Guest contributor Rahul Jalan is a Chennai-based advisor in Rare Earths for Beroe Consulting India Pvt Ltd. Jalan tracks the global rare earth supply chain and analyzes global procurement developments to help develop state-of-the-art procurement solutions for the company. Beroe specializes in providing procurement intelligence and advisories for a broad swath of industries.
Continued from Part Two.
Update on Upcoming Rare Earths Projects
Lynas’ advanced materials plant in Malaysia is awaiting approval to initiate its Phase 1 production in early 2012, as it is facing stiff opposition from activists and politicians due to concerns about its radioactive waste disposal system.
The company has finally applied for a temporary license to operate, which, if approved, will be valid for two years. The decision on permanent license will be taken by the Malaysian government in Q3 2012.
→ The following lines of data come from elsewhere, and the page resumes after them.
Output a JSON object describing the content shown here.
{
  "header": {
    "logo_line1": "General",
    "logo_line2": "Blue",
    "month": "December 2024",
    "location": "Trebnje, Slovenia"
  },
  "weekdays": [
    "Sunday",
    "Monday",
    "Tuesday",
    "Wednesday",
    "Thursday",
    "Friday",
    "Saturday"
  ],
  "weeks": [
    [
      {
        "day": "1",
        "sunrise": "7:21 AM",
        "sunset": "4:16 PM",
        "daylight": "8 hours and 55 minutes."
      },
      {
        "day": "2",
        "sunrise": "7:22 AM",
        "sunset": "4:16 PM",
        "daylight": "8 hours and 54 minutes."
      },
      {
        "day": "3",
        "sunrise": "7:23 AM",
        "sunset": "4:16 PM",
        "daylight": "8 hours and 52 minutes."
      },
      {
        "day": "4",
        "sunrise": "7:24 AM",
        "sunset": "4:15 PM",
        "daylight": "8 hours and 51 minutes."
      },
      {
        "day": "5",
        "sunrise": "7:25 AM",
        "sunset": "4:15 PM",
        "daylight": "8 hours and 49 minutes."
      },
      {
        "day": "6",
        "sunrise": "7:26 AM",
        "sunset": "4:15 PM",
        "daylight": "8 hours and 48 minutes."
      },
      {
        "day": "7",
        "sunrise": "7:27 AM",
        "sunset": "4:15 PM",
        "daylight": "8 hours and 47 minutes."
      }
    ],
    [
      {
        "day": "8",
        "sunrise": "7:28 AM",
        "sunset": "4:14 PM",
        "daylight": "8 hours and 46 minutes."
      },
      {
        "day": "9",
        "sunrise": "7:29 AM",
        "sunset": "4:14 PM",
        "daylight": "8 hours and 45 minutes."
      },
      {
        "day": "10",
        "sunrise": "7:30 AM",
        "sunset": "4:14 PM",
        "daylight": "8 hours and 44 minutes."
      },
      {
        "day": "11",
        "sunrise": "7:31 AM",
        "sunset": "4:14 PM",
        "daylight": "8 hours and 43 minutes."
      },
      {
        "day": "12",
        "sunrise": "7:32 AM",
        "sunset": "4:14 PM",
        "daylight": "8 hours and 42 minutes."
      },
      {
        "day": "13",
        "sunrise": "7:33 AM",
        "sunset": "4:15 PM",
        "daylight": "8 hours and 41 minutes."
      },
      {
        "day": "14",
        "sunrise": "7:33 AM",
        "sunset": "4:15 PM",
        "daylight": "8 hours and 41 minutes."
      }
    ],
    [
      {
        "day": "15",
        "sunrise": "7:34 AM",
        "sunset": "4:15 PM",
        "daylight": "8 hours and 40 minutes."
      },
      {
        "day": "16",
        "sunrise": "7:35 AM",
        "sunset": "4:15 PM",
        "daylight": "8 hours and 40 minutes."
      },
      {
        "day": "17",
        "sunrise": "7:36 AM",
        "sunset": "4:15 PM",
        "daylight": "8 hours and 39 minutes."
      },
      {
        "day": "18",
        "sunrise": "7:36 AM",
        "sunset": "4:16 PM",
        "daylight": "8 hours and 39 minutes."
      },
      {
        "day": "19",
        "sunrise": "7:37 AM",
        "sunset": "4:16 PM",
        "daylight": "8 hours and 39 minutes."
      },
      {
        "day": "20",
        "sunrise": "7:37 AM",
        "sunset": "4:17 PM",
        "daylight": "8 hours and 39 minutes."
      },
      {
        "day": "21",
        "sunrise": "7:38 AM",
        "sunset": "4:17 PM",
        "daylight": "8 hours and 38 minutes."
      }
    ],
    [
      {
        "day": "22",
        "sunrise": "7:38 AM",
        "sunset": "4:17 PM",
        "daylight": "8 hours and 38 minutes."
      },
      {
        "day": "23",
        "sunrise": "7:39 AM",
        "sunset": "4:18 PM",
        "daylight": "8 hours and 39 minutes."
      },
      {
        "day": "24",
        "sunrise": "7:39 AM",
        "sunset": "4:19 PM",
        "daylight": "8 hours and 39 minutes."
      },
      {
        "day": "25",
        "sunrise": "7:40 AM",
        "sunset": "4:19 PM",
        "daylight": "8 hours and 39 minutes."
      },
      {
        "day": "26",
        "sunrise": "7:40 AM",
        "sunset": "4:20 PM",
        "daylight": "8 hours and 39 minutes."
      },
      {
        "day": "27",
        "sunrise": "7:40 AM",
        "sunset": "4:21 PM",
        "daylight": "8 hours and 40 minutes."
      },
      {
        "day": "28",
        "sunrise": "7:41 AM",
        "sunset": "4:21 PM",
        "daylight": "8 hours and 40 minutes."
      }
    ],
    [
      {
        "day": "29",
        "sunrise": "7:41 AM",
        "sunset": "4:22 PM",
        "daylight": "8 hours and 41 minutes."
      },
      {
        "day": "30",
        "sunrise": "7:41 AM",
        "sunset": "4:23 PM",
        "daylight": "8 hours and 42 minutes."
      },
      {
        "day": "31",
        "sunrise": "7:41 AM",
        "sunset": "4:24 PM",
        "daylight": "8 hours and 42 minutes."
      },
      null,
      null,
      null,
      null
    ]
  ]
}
Molycorp USA has secured 78 percent of its Phase 1 rare earth production at Mountain Pass and has also received permission from the US Bureau of Land Management to conduct exploratory drilling operations near its Mountain Pass mine. The plant is all set to start its production in September 2012.
The Bottom Line
The recent export allocation for 2012 has had no immediate negative impact on rare earth consumers; the increase in the export quota may lead to a significant drop in rare earth prices, to reach levels witnessed in 2009. The second export quota allocation, surcharges levied on rare earth prices, and upcoming projects outside China are major events to watch out for in the future.
The most-exported rare earth products in the recent past are lanthanum and cerium-based materials; these materials have been replaced due to their high prices. Thus, the prices of rare earths are likely to drop to 2009 levels due to an increase in the export quota and upcoming new capacities outside China.
(Ed. note: exactly when this will happen, of course — if it does — is anyone’s guess, as production start dates are still far off.)